AMRG used a solidly placed, large boulder about five feet in diameter as an anchor just over the ridge from the scene and built a raising system as responders and gear arrived with AST’s Helo 2. The pilot faced a number of challenges and was unhappy with the landing zone (LZ) 400 feet away.
“It was the only good spot that could get us fairly close to the accident scene,” Miraglia said. “The issue was winds because the slope dropped away. He was coming in with a lot of terrain underneath him, settling down on this small grassy area. One to two feet of the skids are hanging off of in air. The tail is off over in air. When it’s time for him to take off, he likes to be able to go forward into the wind. He couldn’t do that. He had to lift up, back up maybe 20 feet and then veer around to the right, gain altitude and get out of there.”
The tricky landings continued for the helicopter pilot from Fairbanks. Miraglia said the pilot did an excellent job flying into the LZ about 12 times, but wind conditions picked up as the operation was near its finish.
“The third landing before he got everybody off of the mountain, he told us we needed to pick a new LZ because the winds were swirling,” Miraglia said. “They were gusting on him. He was having difficulty coming in and holding power on the ground to get everybody loaded.”
Then the winds receded enough to where the pilot was willing to land in the LZ. If not, Miraglia would have needed to find a suitable LZ higher up and haul gear further uphill. He said the wind was gusting up to 25 mph and the direction shifted about 160 degrees at one point.
Miraglia was complimentary of his crew and their efforts during the recovery.
“I really appreciate all of the hard work rescue members put in to go ahead and do this,” Miraglia said. “The Tern Lake mission was a difficult one for the airplane crash down there, with the recovery of three deceased. This one is four [deceased]. We’ve got a lot of young people that haven’t had to do body recoveries before, and it can be really taxing emotionally on people,” he explained.

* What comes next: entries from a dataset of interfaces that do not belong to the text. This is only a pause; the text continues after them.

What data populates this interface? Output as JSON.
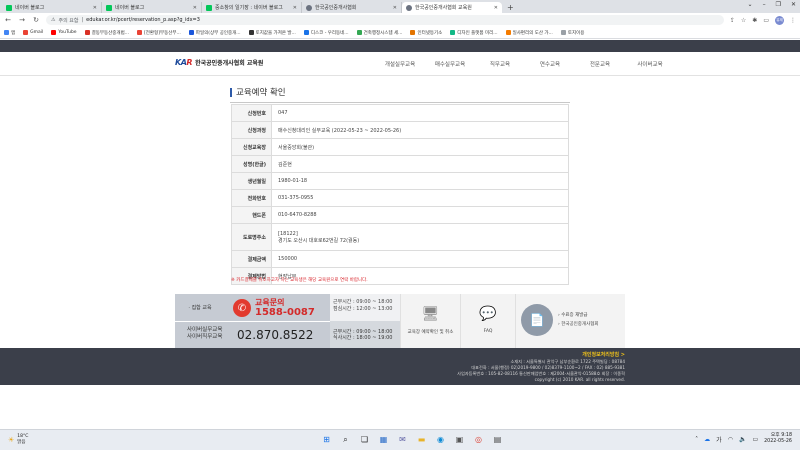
{
  "browser": {
    "tabs": [
      {
        "label": "네이버 블로그",
        "color": "#03c75a",
        "active": false
      },
      {
        "label": "네이버 블로그",
        "color": "#03c75a",
        "active": false
      },
      {
        "label": "중소창의 일기장 : 네이버 블로그",
        "color": "#03c75a",
        "active": false
      },
      {
        "label": "한국공인중개사협회",
        "color": "#6b7280",
        "active": false
      },
      {
        "label": "한국공인중개사협회 교육원",
        "color": "#6b7280",
        "active": true
      }
    ],
    "newtab": "+",
    "address": {
      "warning": "주의 요함",
      "url": "edukar.or.kr/pcert/reservation_p.asp?g_idx=3"
    },
    "profile": "유재",
    "bookmarks": [
      {
        "label": "앱",
        "color": "#4285f4"
      },
      {
        "label": "Gmail",
        "color": "#ea4335"
      },
      {
        "label": "YouTube",
        "color": "#ff0000"
      },
      {
        "label": "결동부동산중개법...",
        "color": "#d93025"
      },
      {
        "label": "[전환형]부동산부...",
        "color": "#ea4335"
      },
      {
        "label": "파일의(상부 공인중개...",
        "color": "#1a56db"
      },
      {
        "label": "토지값을 가져온 발...",
        "color": "#333333"
      },
      {
        "label": "디스코 - 우리동네...",
        "color": "#1a73e8"
      },
      {
        "label": "건축행정시스템 세...",
        "color": "#34a853"
      },
      {
        "label": "인터넷등기소",
        "color": "#e37400"
      },
      {
        "label": "디자인 플랫폼 미리...",
        "color": "#12b886"
      },
      {
        "label": "일사편리의 도산 가...",
        "color": "#f57c00"
      },
      {
        "label": "토지이용",
        "color": "#9aa0a6"
      }
    ]
  },
  "site": {
    "logo_mark_k": "KA",
    "logo_mark_r": "R",
    "logo_text": "한국공인중개사협회 교육원",
    "nav": [
      "개설실무교육",
      "매수실무교육",
      "직무교육",
      "연수교육",
      "전문교육",
      "사이버교육"
    ]
  },
  "page": {
    "title": "교육예약 확인",
    "rows": [
      {
        "label": "신청번호",
        "value": "047"
      },
      {
        "label": "신청과정",
        "value": "매수신청대리인 실무교육 (2022-05-23 ~ 2022-05-26)"
      },
      {
        "label": "신청교육장",
        "value": "서울중앙회(불관)"
      },
      {
        "label": "성명(한글)",
        "value": "김준현"
      },
      {
        "label": "생년월일",
        "value": "1980-01-18"
      },
      {
        "label": "전화번호",
        "value": "031-375-0955"
      },
      {
        "label": "핸드폰",
        "value": "010-6470-8288"
      },
      {
        "label": "도로명주소",
        "value": "[18122]",
        "value2": "경기도 오산시 대호로62번길 72(궐동)"
      },
      {
        "label": "결제금액",
        "value": "150000"
      },
      {
        "label": "결제방법",
        "value": "현장납부"
      }
    ],
    "notice": "※ 카드결제를 취소하고자 하는 교육생은 해당 교육원으로 연락 바랍니다."
  },
  "banner": {
    "left_label": "· 집합 교육",
    "inquiry_label": "교육문의",
    "inquiry_number": "1588-0087",
    "cyber_line1": "사이버실무교육",
    "cyber_line2": "사이버직무교육",
    "cyber_number": "02.870.8522",
    "hours1_line1": "근무시간 : 09:00 ~ 18:00",
    "hours1_line2": "점심시간 : 12:00 ~ 13:00",
    "hours2_line1": "근무시간 : 09:00 ~ 18:00",
    "hours2_line2": "식사시간 : 18:00 ~ 19:00",
    "box1_caption": "교육장 예약확인 및 취소",
    "box2_caption": "FAQ",
    "right_link1": "› 수료증 재발급",
    "right_link2": "› 한국공인중개사협회"
  },
  "footer": {
    "privacy": "개인정보처리방침 >",
    "line1": "소재지 : 서울특별시 관악구 남부순환로 1722 주택빌딩 : 08784",
    "line2": "대표전화 : 서울(행정) 02)2019-9800 / 02)8379-1100~2 / FAX : 02) 885-9381",
    "line3": "사업자등록번호 : 105-82-08116 통신판매업번호 : 제2004-서울관악-01588호 회장 : 이종혁",
    "line4": "copyright (c) 2010 KAR. all rights reserved."
  },
  "taskbar": {
    "weather_temp": "18°C",
    "weather_desc": "맑음",
    "time": "오후 9:18",
    "date": "2022-05-26"
  }
}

“That’s the thing we always have to deal with like fire fighters have to when they go in burning houses and such and the impacts it has on the rescuers. I’m really happy that we’ve got a good team, a lot of good people willing to set aside whatever they are doing and help rescue people preferably or just to try to bring some closure to folks who have lost their lives out in the backcountry.”